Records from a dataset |
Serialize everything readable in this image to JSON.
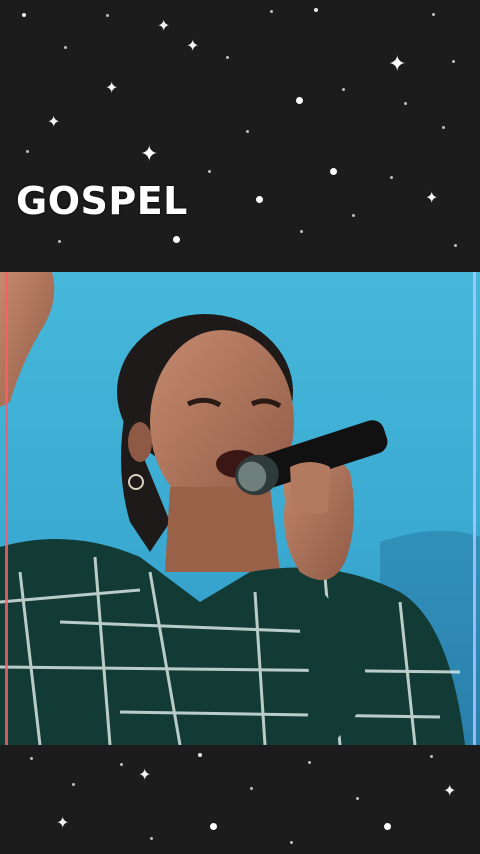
{
  "title": "GOSPEL",
  "colors": {
    "background": "#1c1c1c",
    "title": "#ffffff",
    "stage_blue": "#3bb3d8",
    "shirt": "#123a33"
  },
  "video": {
    "description_icon": "singer-video-frame"
  }
}
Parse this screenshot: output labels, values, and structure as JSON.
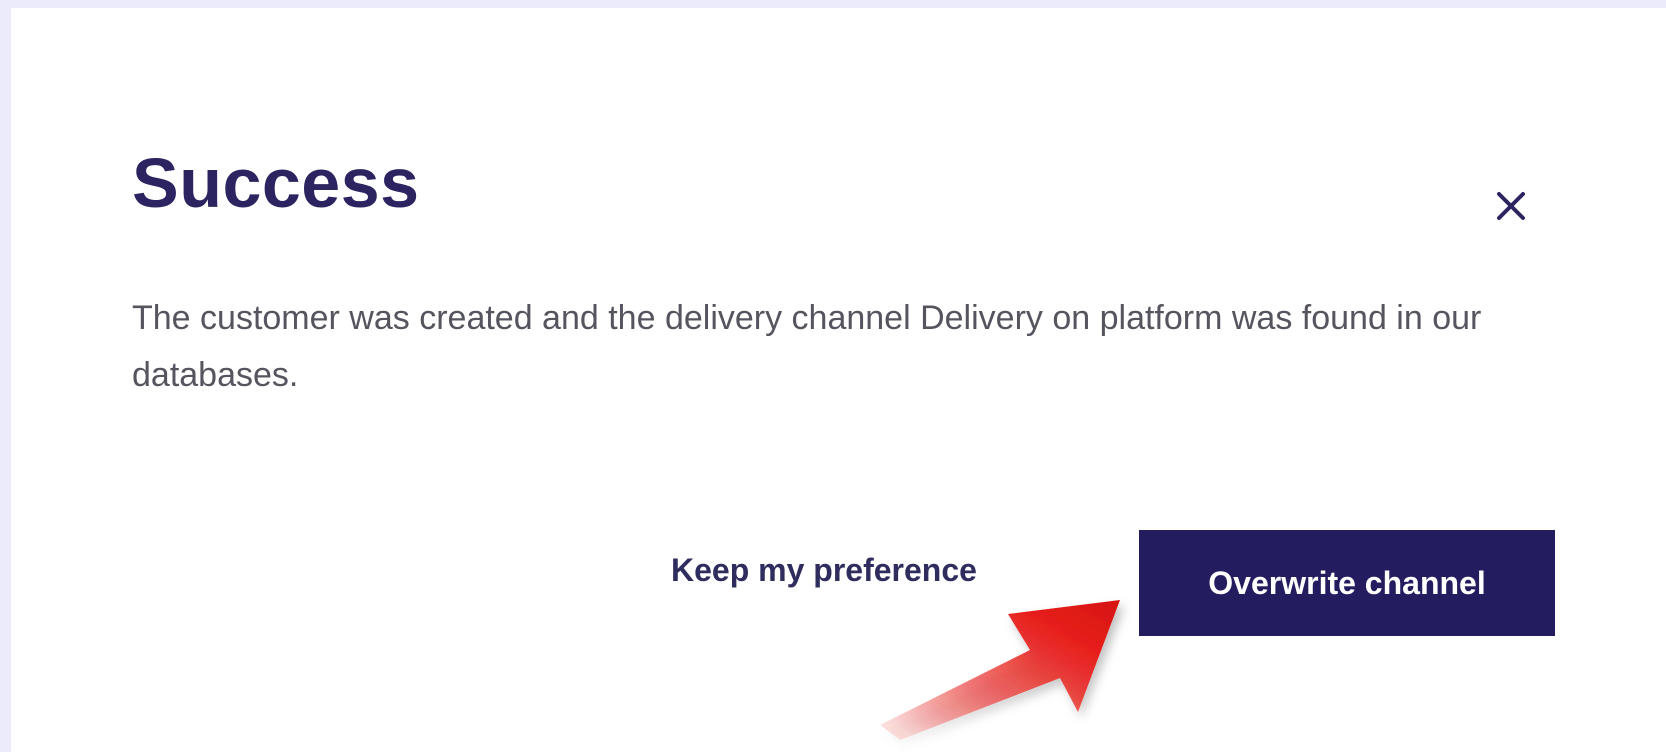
{
  "dialog": {
    "title": "Success",
    "message": "The customer was created and the delivery channel Delivery on platform was found in our databases.",
    "close_icon": "close-icon",
    "secondary_action_label": "Keep my preference",
    "primary_action_label": "Overwrite channel"
  },
  "annotation": {
    "icon": "red-arrow-pointer",
    "color": "#e8201c"
  },
  "colors": {
    "background": "#ecebfb",
    "title": "#2b2461",
    "primary_button": "#231c5f",
    "body_text": "#55555f"
  }
}
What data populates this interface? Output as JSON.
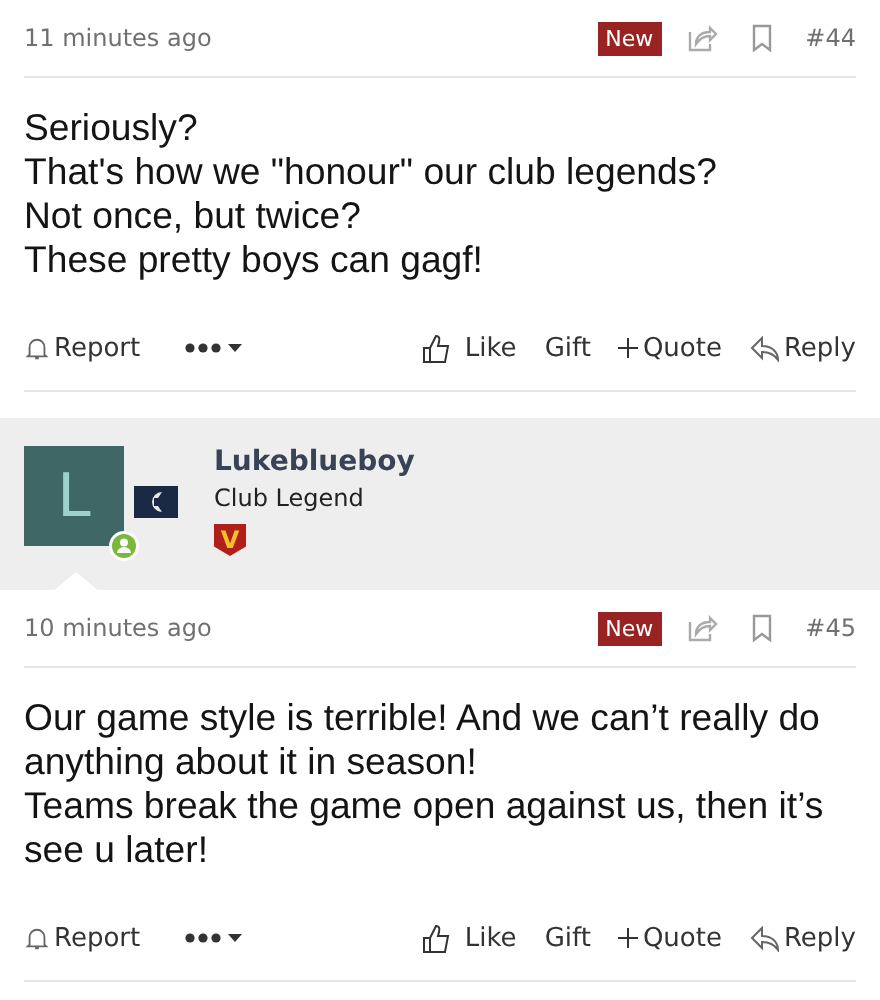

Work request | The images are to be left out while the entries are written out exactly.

Response to this exercise |
Serialize everything readable in this image to JSON.
{
  "title": "GOSPEL",
  "colors": {
    "background": "#1c1c1c",
    "title": "#ffffff",
    "stage_blue": "#3bb3d8",
    "shirt": "#123a33"
  },
  "video": {
    "description_icon": "singer-video-frame"
  }
}
Parse this screenshot: output labels, values, and structure as JSON.
{
  "dialog": {
    "title": "Success",
    "message": "The customer was created and the delivery channel Delivery on platform was found in our databases.",
    "close_icon": "close-icon",
    "secondary_action_label": "Keep my preference",
    "primary_action_label": "Overwrite channel"
  },
  "annotation": {
    "icon": "red-arrow-pointer",
    "color": "#e8201c"
  },
  "colors": {
    "background": "#ecebfb",
    "title": "#2b2461",
    "primary_button": "#231c5f",
    "body_text": "#55555f"
  }
}
What data populates this interface? Output as JSON.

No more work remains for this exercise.